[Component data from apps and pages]
===============

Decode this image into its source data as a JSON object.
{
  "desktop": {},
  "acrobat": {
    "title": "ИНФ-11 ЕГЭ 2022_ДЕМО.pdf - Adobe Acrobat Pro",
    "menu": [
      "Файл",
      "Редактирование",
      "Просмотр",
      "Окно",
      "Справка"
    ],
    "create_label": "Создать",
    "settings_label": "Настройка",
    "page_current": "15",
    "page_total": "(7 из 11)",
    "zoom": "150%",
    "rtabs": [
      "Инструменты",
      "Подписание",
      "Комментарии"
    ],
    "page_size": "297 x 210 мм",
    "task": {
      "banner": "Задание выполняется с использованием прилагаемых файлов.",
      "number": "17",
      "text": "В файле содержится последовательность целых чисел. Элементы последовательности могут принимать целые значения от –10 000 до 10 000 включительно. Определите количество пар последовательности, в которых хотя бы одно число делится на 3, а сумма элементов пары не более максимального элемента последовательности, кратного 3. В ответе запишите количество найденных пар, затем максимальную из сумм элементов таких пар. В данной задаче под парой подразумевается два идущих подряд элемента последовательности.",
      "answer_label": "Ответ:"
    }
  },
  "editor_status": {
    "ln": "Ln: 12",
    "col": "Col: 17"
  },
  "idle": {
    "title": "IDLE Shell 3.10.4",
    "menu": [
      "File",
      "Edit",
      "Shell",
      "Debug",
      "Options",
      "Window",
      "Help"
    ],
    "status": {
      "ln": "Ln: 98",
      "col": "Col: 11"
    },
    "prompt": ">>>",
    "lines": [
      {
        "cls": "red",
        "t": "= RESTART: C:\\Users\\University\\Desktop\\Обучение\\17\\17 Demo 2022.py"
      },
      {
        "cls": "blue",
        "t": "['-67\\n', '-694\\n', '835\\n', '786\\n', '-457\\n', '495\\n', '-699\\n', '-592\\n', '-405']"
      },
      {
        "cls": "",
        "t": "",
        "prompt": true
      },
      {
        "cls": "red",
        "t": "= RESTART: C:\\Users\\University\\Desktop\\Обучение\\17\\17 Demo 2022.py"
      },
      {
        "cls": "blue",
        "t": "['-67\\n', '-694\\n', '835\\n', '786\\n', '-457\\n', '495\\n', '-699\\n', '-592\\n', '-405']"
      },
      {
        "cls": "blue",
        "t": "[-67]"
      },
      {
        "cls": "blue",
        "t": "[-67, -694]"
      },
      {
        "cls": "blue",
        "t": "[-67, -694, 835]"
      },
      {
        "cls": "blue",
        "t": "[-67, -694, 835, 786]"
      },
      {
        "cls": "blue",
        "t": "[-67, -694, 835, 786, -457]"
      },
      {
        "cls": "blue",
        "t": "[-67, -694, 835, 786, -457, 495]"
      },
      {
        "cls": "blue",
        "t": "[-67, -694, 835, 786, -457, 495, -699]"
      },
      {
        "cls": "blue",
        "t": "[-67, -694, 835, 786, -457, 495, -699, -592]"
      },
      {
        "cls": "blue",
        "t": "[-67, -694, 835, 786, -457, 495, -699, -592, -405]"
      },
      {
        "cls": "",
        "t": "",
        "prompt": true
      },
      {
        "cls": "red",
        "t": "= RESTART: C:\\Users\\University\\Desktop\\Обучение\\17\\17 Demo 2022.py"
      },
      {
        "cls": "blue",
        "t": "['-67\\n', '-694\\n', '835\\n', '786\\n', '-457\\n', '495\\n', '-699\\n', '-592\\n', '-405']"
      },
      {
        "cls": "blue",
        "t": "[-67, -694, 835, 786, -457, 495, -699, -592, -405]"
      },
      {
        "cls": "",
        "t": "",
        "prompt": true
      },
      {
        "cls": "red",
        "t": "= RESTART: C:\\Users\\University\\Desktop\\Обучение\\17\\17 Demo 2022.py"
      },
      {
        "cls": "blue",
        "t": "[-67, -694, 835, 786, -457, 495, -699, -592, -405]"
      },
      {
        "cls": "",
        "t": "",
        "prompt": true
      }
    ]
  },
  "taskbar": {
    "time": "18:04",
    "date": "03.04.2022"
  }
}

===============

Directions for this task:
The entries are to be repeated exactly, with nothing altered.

Exercise result:
Decode this image into its source data as a JSON object.
{
  "desktop": {},
  "acrobat": {
    "title": "ИНФ-11 ЕГЭ 2022_ДЕМО.pdf - Adobe Acrobat Pro",
    "menu": [
      "Файл",
      "Редактирование",
      "Просмотр",
      "Окно",
      "Справка"
    ],
    "create_label": "Создать",
    "settings_label": "Настройка",
    "page_current": "15",
    "page_total": "(7 из 11)",
    "zoom": "150%",
    "rtabs": [
      "Инструменты",
      "Подписание",
      "Комментарии"
    ],
    "page_size": "297 x 210 мм",
    "task": {
      "banner": "Задание выполняется с использованием прилагаемых файлов.",
      "number": "17",
      "text": "В файле содержится последовательность целых чисел. Элементы последовательности могут принимать целые значения от –10 000 до 10 000 включительно. Определите количество пар последовательности, в которых хотя бы одно число делится на 3, а сумма элементов пары не более максимального элемента последовательности, кратного 3. В ответе запишите количество найденных пар, затем максимальную из сумм элементов таких пар. В данной задаче под парой подразумевается два идущих подряд элемента последовательности.",
      "answer_label": "Ответ:"
    }
  },
  "editor_status": {
    "ln": "Ln: 12",
    "col": "Col: 17"
  },
  "idle": {
    "title": "IDLE Shell 3.10.4",
    "menu": [
      "File",
      "Edit",
      "Shell",
      "Debug",
      "Options",
      "Window",
      "Help"
    ],
    "status": {
      "ln": "Ln: 98",
      "col": "Col: 11"
    },
    "prompt": ">>>",
    "lines": [
      {
        "cls": "red",
        "t": "= RESTART: C:\\Users\\University\\Desktop\\Обучение\\17\\17 Demo 2022.py"
      },
      {
        "cls": "blue",
        "t": "['-67\\n', '-694\\n', '835\\n', '786\\n', '-457\\n', '495\\n', '-699\\n', '-592\\n', '-405']"
      },
      {
        "cls": "",
        "t": "",
        "prompt": true
      },
      {
        "cls": "red",
        "t": "= RESTART: C:\\Users\\University\\Desktop\\Обучение\\17\\17 Demo 2022.py"
      },
      {
        "cls": "blue",
        "t": "['-67\\n', '-694\\n', '835\\n', '786\\n', '-457\\n', '495\\n', '-699\\n', '-592\\n', '-405']"
      },
      {
        "cls": "blue",
        "t": "[-67]"
      },
      {
        "cls": "blue",
        "t": "[-67, -694]"
      },
      {
        "cls": "blue",
        "t": "[-67, -694, 835]"
      },
      {
        "cls": "blue",
        "t": "[-67, -694, 835, 786]"
      },
      {
        "cls": "blue",
        "t": "[-67, -694, 835, 786, -457]"
      },
      {
        "cls": "blue",
        "t": "[-67, -694, 835, 786, -457, 495]"
      },
      {
        "cls": "blue",
        "t": "[-67, -694, 835, 786, -457, 495, -699]"
      },
      {
        "cls": "blue",
        "t": "[-67, -694, 835, 786, -457, 495, -699, -592]"
      },
      {
        "cls": "blue",
        "t": "[-67, -694, 835, 786, -457, 495, -699, -592, -405]"
      },
      {
        "cls": "",
        "t": "",
        "prompt": true
      },
      {
        "cls": "red",
        "t": "= RESTART: C:\\Users\\University\\Desktop\\Обучение\\17\\17 Demo 2022.py"
      },
      {
        "cls": "blue",
        "t": "['-67\\n', '-694\\n', '835\\n', '786\\n', '-457\\n', '495\\n', '-699\\n', '-592\\n', '-405']"
      },
      {
        "cls": "blue",
        "t": "[-67, -694, 835, 786, -457, 495, -699, -592, -405]"
      },
      {
        "cls": "",
        "t": "",
        "prompt": true
      },
      {
        "cls": "red",
        "t": "= RESTART: C:\\Users\\University\\Desktop\\Обучение\\17\\17 Demo 2022.py"
      },
      {
        "cls": "blue",
        "t": "[-67, -694, 835, 786, -457, 495, -699, -592, -405]"
      },
      {
        "cls": "",
        "t": "",
        "prompt": true
      }
    ]
  },
  "taskbar": {
    "time": "18:04",
    "date": "03.04.2022"
  }
}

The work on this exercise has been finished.